* _Data for review_
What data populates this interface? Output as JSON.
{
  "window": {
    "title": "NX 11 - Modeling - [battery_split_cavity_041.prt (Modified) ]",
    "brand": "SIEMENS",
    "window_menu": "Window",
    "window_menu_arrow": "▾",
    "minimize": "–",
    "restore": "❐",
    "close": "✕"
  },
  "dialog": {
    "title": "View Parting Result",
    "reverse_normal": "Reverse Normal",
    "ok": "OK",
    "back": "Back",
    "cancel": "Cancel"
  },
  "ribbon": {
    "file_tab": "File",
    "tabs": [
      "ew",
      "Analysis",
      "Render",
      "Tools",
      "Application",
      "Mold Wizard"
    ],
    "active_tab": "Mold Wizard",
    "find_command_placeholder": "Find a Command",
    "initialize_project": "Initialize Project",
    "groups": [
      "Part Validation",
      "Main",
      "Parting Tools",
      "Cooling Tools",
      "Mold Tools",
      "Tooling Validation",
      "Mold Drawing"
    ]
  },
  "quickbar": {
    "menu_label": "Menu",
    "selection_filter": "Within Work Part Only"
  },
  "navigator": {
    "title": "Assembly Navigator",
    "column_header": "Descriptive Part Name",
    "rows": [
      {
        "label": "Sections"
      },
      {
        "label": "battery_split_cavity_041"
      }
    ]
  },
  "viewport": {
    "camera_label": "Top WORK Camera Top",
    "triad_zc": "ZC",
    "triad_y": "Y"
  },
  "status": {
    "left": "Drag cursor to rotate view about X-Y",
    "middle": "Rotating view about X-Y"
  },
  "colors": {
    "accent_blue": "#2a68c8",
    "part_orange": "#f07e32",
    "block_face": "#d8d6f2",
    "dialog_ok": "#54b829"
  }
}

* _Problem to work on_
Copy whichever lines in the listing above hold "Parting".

* _Solution_
    "title": "View Parting Result",
      "Parting Tools",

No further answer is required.